What lovely news to receive as we complete the Rosh Hashana and the Yom Kippur (The Jewish New Year) that Bob Dylan has received the Nobel Prize for literature.
Born Robert Allen Zimmerman and raised Jewish in Wisconsin, Dylan has maintained very close Israel ties throughout his life. He visited the country several times in the late 1960s and 1970s and even took steps toward joining a kibbutz. He played three shows in Israel in 1987, 1993 and 2011. The Boycott, Divestment and Sanctions movement (BDS) pressed him to cancel his most recent performance — to no avail.
Even more recently, Israelis can thank Dylan for the 2014 Rolling Stones concert in Tel Aviv, the band’s first visit to the country. According to Stones guitarist Ronnie Wood, Dylan gave them the idea.
"He is probably the greatest living poet," Swedish Academy member Per Wastberg said.
JEWISH NOBEL PRIZE WINNERS.
At least 194 Jews and people of half- or three-quarters-Jewish ancestry have been awarded the Nobel Prize accounting for 22% of all individual recipients worldwide between 1901 and 2015, and constituting 36% of all US recipients during the same period.
Jews constitute 20% of all Nobel Laureates despite being 0.19% of the world's population.
Here is an example:
Members of the Tribe are winning Nobel Prizes left and right. Although Jews make up only 0.2 percent of the world's population, they win an astonishing 22 percent of Nobel Prizes. In fact, six have won so far this year.
This year's crop of Jewish winners includes:
- All three scientists who won the Nobel Prize in Chemistry: Arieh Warshel, Michael Levitt and Martin Karplus
- Francois Englert who was half of the team that won the Nobel Prize in Physics

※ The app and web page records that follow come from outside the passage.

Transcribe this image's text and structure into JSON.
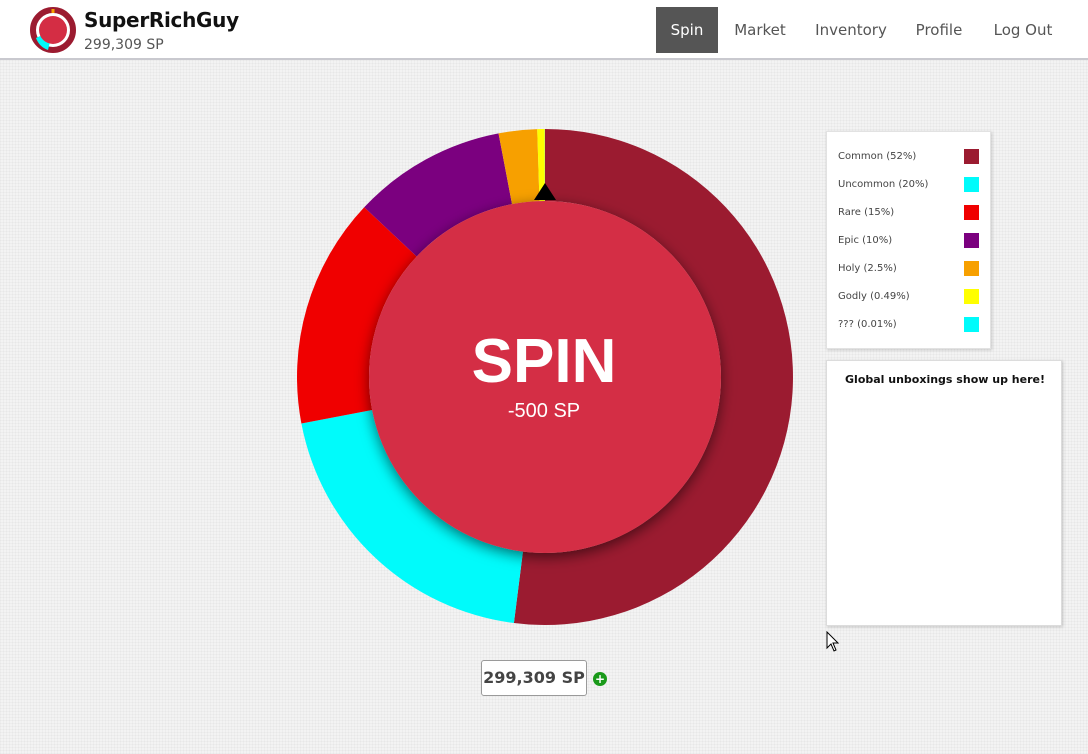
{
  "header": {
    "username": "SuperRichGuy",
    "balance": "299,309 SP"
  },
  "nav": {
    "spin": "Spin",
    "market": "Market",
    "inventory": "Inventory",
    "profile": "Profile",
    "logout": "Log Out"
  },
  "wheel": {
    "spin_label": "SPIN",
    "cost": "-500 SP",
    "segments": [
      {
        "name": "Common",
        "fraction": 0.52,
        "color": "#9b1b30"
      },
      {
        "name": "Uncommon",
        "fraction": 0.2,
        "color": "#00fbfb"
      },
      {
        "name": "Rare",
        "fraction": 0.15,
        "color": "#f00000"
      },
      {
        "name": "Epic",
        "fraction": 0.1,
        "color": "#7b007f"
      },
      {
        "name": "Holy",
        "fraction": 0.025,
        "color": "#f7a000"
      },
      {
        "name": "Godly",
        "fraction": 0.0049,
        "color": "#ffff00"
      },
      {
        "name": "???",
        "fraction": 0.0001,
        "color": "#00fbfb"
      }
    ],
    "center_color": "#d42d44"
  },
  "legend": {
    "items": [
      {
        "label": "Common (52%)",
        "color": "#9b1b30"
      },
      {
        "label": "Uncommon (20%)",
        "color": "#00fbfb"
      },
      {
        "label": "Rare (15%)",
        "color": "#f00000"
      },
      {
        "label": "Epic (10%)",
        "color": "#7b007f"
      },
      {
        "label": "Holy (2.5%)",
        "color": "#f7a000"
      },
      {
        "label": "Godly (0.49%)",
        "color": "#ffff00"
      },
      {
        "label": "??? (0.01%)",
        "color": "#00fbfb"
      }
    ]
  },
  "feed": {
    "title": "Global unboxings show up here!"
  },
  "footer": {
    "balance": "299,309 SP",
    "add_icon": "plus-circle-icon"
  }
}
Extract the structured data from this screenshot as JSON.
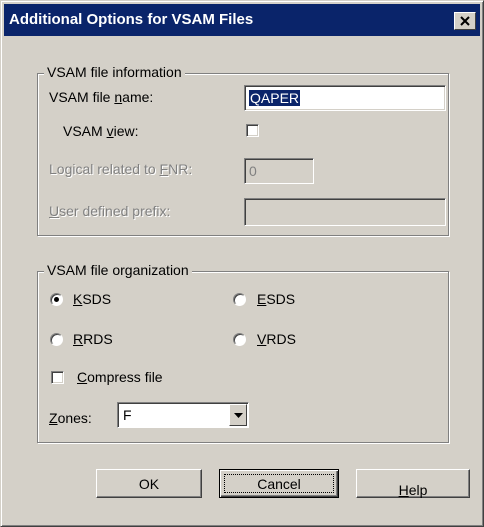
{
  "window": {
    "title": "Additional Options for VSAM Files"
  },
  "file_info": {
    "group_label": "VSAM file information",
    "name_label_pre": "VSAM file ",
    "name_label_u": "n",
    "name_label_post": "ame:",
    "name_value": "QAPER",
    "view_label_pre": "VSAM ",
    "view_label_u": "v",
    "view_label_post": "iew:",
    "view_checked": false,
    "lr_label_pre": "Logical related to ",
    "lr_label_u": "F",
    "lr_label_post": "NR:",
    "lr_value": "0",
    "prefix_label_u": "U",
    "prefix_label_post": "ser defined prefix:",
    "prefix_value": ""
  },
  "organization": {
    "group_label": "VSAM file organization",
    "ksds_u": "K",
    "ksds_post": "SDS",
    "ksds_selected": true,
    "esds_u": "E",
    "esds_post": "SDS",
    "esds_selected": false,
    "rrds_u": "R",
    "rrds_post": "RDS",
    "rrds_selected": false,
    "vrds_u": "V",
    "vrds_post": "RDS",
    "vrds_selected": false,
    "compress_u": "C",
    "compress_post": "ompress file",
    "compress_checked": false,
    "zones_u": "Z",
    "zones_post": "ones:",
    "zones_value": "F"
  },
  "buttons": {
    "ok": "OK",
    "cancel": "Cancel",
    "help_u": "H",
    "help_post": "elp"
  },
  "colors": {
    "titlebar": "#0a246a",
    "face": "#d4d0c8",
    "selection": "#0a246a"
  },
  "icons": {
    "close": "close-icon",
    "dropdown": "chevron-down-icon"
  }
}
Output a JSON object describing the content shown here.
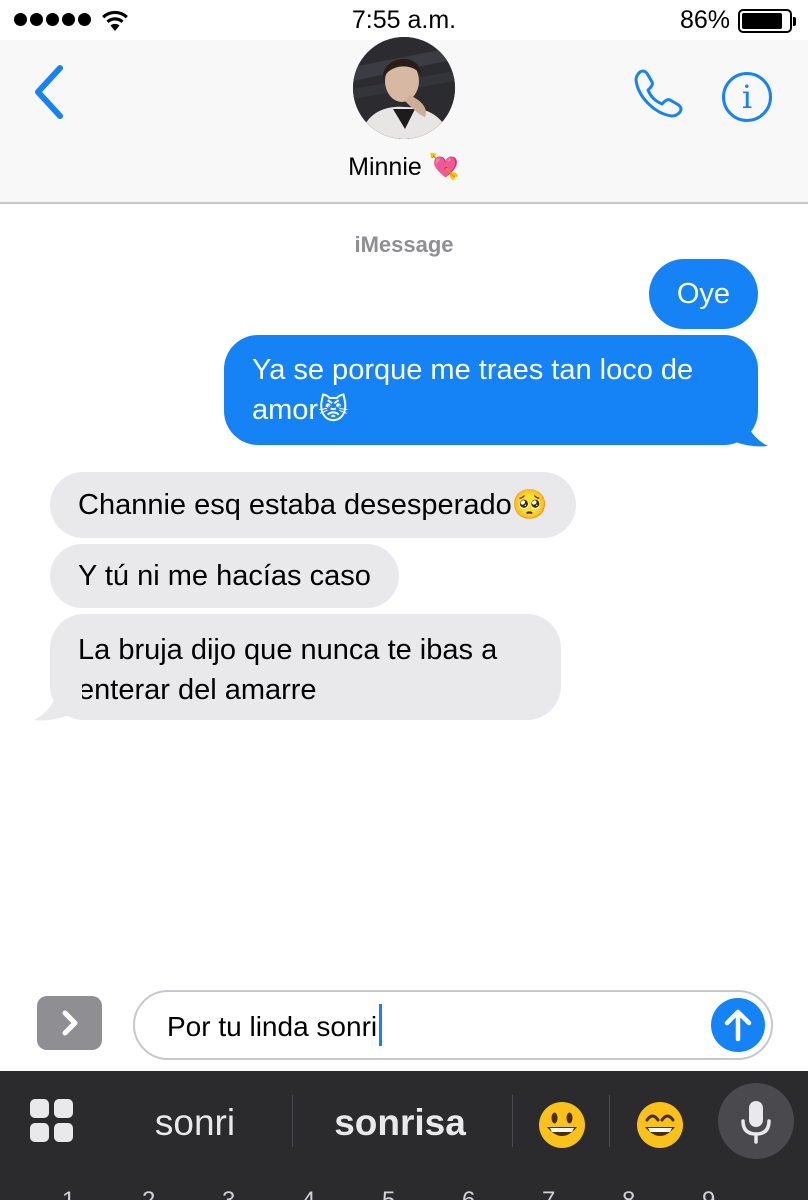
{
  "status_bar": {
    "time": "7:55 a.m.",
    "battery_percent_label": "86%",
    "battery_level": 0.86
  },
  "header": {
    "contact_name": "Minnie 💘"
  },
  "conversation": {
    "service_label": "iMessage",
    "messages": [
      {
        "direction": "outgoing",
        "text": "Oye"
      },
      {
        "direction": "outgoing",
        "text": "Ya se porque me traes tan loco de amor😾"
      },
      {
        "direction": "incoming",
        "text": "Channie esq estaba desesperado🥺"
      },
      {
        "direction": "incoming",
        "text": "Y tú ni me hacías caso"
      },
      {
        "direction": "incoming",
        "text": "La bruja dijo que nunca te ibas a enterar del amarre"
      }
    ]
  },
  "compose": {
    "draft_text": "Por tu linda sonri"
  },
  "keyboard": {
    "suggestions": [
      "sonri",
      "sonrisa"
    ],
    "emoji_suggestions": [
      "grinning-face",
      "grinning-face-smiling-eyes"
    ]
  },
  "colors": {
    "accent": "#1583f6",
    "incoming_bubble": "#e9e9eb",
    "keyboard_background": "#2b2b2d"
  }
}
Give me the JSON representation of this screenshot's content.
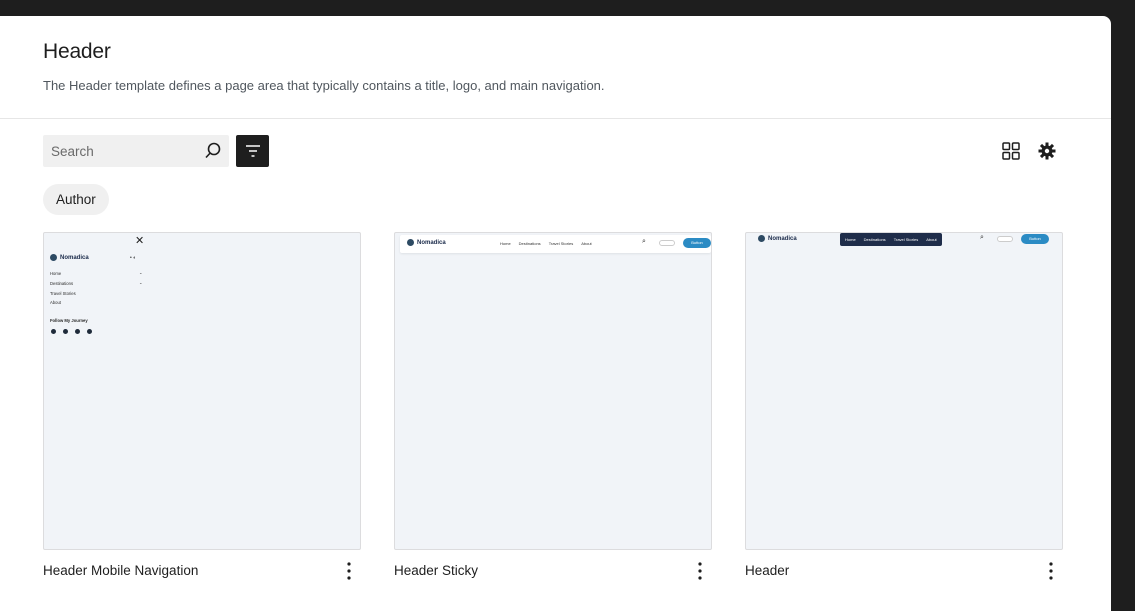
{
  "page": {
    "title": "Header",
    "description": "The Header template defines a page area that typically contains a title, logo, and main navigation."
  },
  "toolbar": {
    "search_placeholder": "Search",
    "search_icon": "search-icon",
    "filter_icon": "filter-icon",
    "view_icon": "grid-view-icon",
    "settings_icon": "gear-icon"
  },
  "filters": {
    "author_chip": "Author"
  },
  "patterns": [
    {
      "title": "Header Mobile Navigation",
      "preview": {
        "site_name": "Nomadica",
        "menu": [
          "Home",
          "Destinations",
          "Travel Stories",
          "About"
        ],
        "follow_heading": "Follow My Journey"
      }
    },
    {
      "title": "Header Sticky",
      "preview": {
        "site_name": "Nomadica",
        "menu": [
          "Home",
          "Destinations",
          "Travel Stories",
          "About"
        ],
        "button": "Button"
      }
    },
    {
      "title": "Header",
      "preview": {
        "site_name": "Nomadica",
        "menu": [
          "Home",
          "Destinations",
          "Travel Stories",
          "About"
        ],
        "button": "Button"
      }
    }
  ],
  "colors": {
    "background": "#1e1e1e",
    "panel": "#ffffff",
    "accent_button": "#2b8bc4",
    "dark_nav": "#1f2d4a",
    "thumb_bg": "#f1f4f8"
  }
}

- James E. Rothman and Randy W. Schekman who were two of the three scientists awarded the Nobel prize in Medicine.
Mazel Tov to you Bob we are so very proud of you.